**WHAT THIS TASK INVOLVES**
Please retype the data in full and exactly; the pictures are not part of the copy.

(THE INPUT begins)

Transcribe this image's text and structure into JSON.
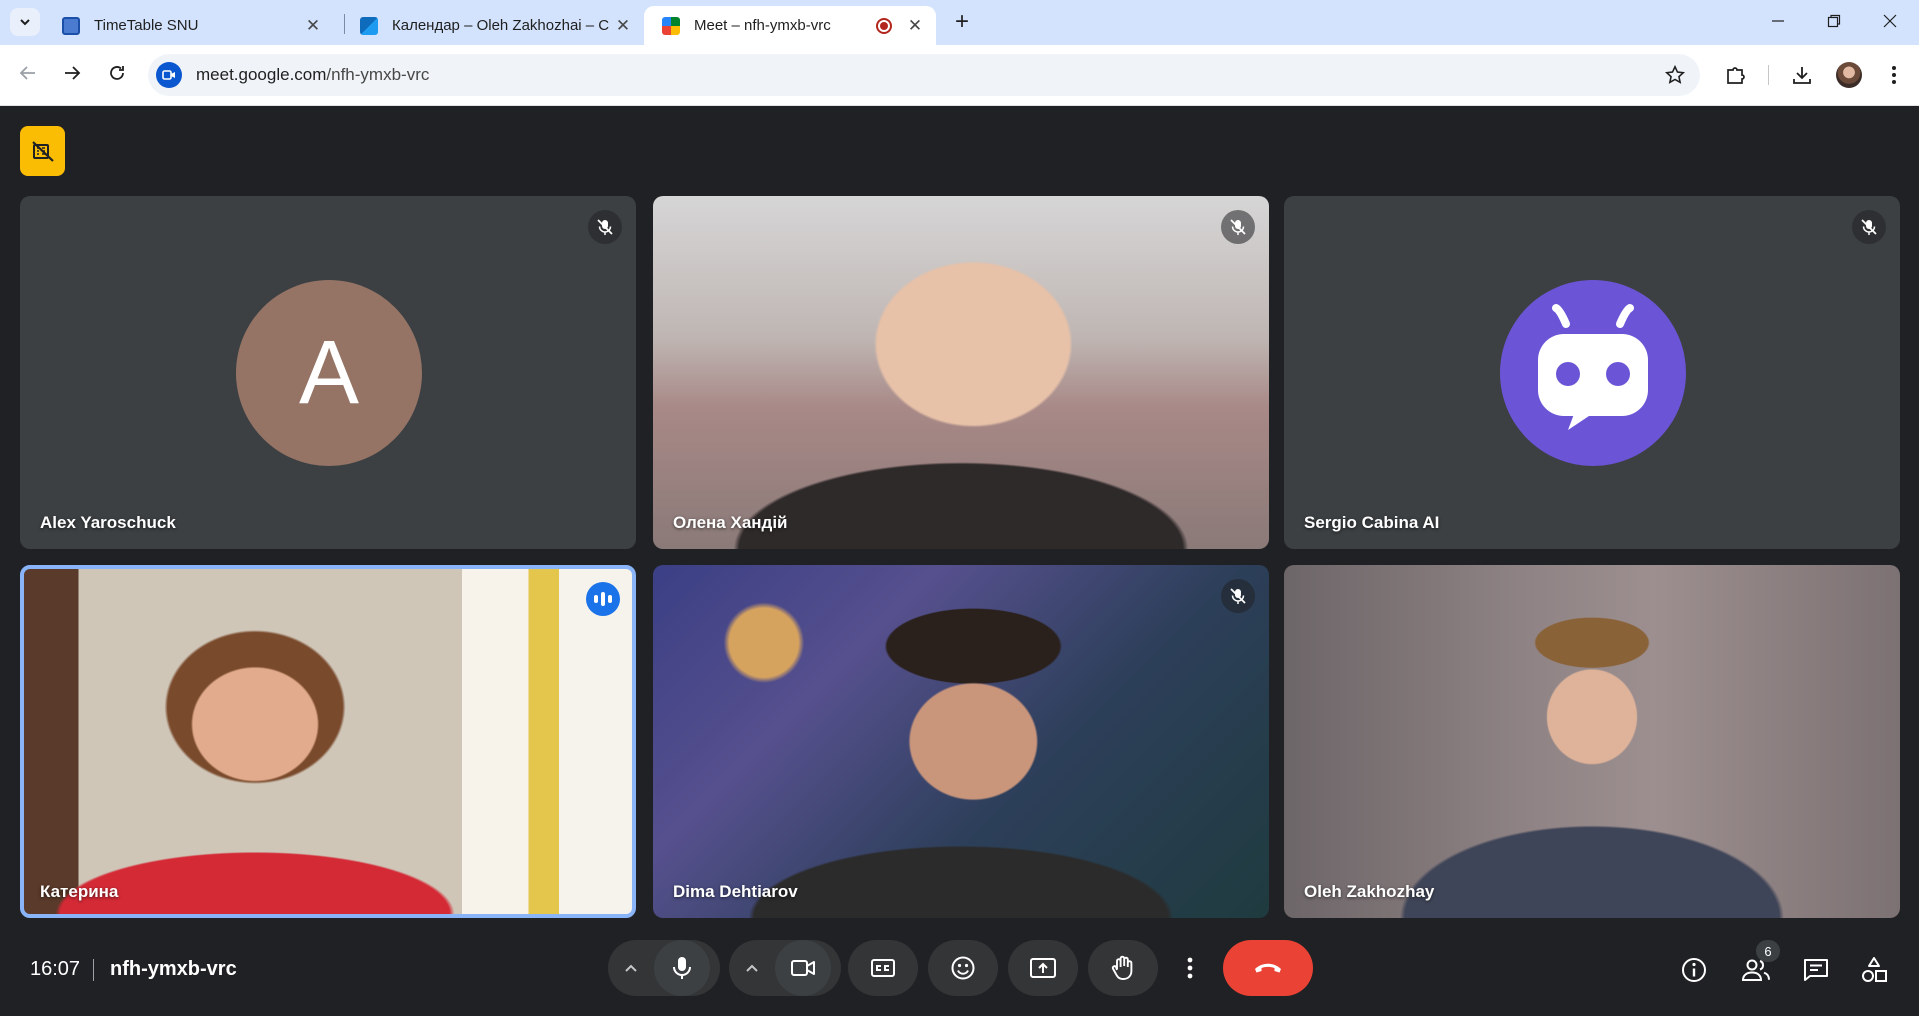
{
  "browser": {
    "tabs": [
      {
        "title": "TimeTable SNU",
        "favicon": "timetable-icon",
        "active": false
      },
      {
        "title": "Календар – Oleh Zakhozhai – C",
        "favicon": "calendar-icon",
        "active": false
      },
      {
        "title": "Meet – nfh-ymxb-vrc",
        "favicon": "meet-icon",
        "active": true,
        "recording": true
      }
    ],
    "url_host": "meet.google.com",
    "url_path": "/nfh-ymxb-vrc"
  },
  "meet": {
    "recording_badge_icon": "no-camera-icon",
    "participants": [
      {
        "name": "Alex Yaroschuck",
        "muted": true,
        "avatar_letter": "A",
        "avatar_color": "#957466"
      },
      {
        "name": "Олена Хандій",
        "muted": true
      },
      {
        "name": "Sergio Cabina AI",
        "muted": true,
        "avatar_color": "#6b55d6"
      },
      {
        "name": "Катерина",
        "muted": false,
        "speaking": true
      },
      {
        "name": "Dima Dehtiarov",
        "muted": true
      },
      {
        "name": "Oleh Zakhozhay",
        "muted": false
      }
    ],
    "time": "16:07",
    "meeting_code": "nfh-ymxb-vrc",
    "participant_count": "6",
    "colors": {
      "end_call": "#ea4335",
      "speaking_border": "#8ab4f8",
      "badge": "#fbbc04"
    }
  }
}
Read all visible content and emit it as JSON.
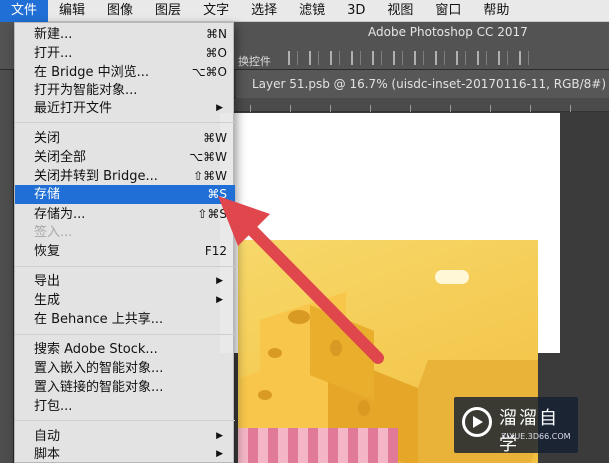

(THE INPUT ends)

**ANSWER TO THE EXERCISE**
Transcribe this image's text and structure into JSON.
{
  "browser": {
    "tabs": [
      {
        "title": "TimeTable SNU",
        "favicon": "timetable-icon",
        "active": false
      },
      {
        "title": "Календар – Oleh Zakhozhai – C",
        "favicon": "calendar-icon",
        "active": false
      },
      {
        "title": "Meet – nfh-ymxb-vrc",
        "favicon": "meet-icon",
        "active": true,
        "recording": true
      }
    ],
    "url_host": "meet.google.com",
    "url_path": "/nfh-ymxb-vrc"
  },
  "meet": {
    "recording_badge_icon": "no-camera-icon",
    "participants": [
      {
        "name": "Alex Yaroschuck",
        "muted": true,
        "avatar_letter": "A",
        "avatar_color": "#957466"
      },
      {
        "name": "Олена Хандій",
        "muted": true
      },
      {
        "name": "Sergio Cabina AI",
        "muted": true,
        "avatar_color": "#6b55d6"
      },
      {
        "name": "Катерина",
        "muted": false,
        "speaking": true
      },
      {
        "name": "Dima Dehtiarov",
        "muted": true
      },
      {
        "name": "Oleh Zakhozhay",
        "muted": false
      }
    ],
    "time": "16:07",
    "meeting_code": "nfh-ymxb-vrc",
    "participant_count": "6",
    "colors": {
      "end_call": "#ea4335",
      "speaking_border": "#8ab4f8",
      "badge": "#fbbc04"
    }
  }
}
Read all visible content and emit it as JSON.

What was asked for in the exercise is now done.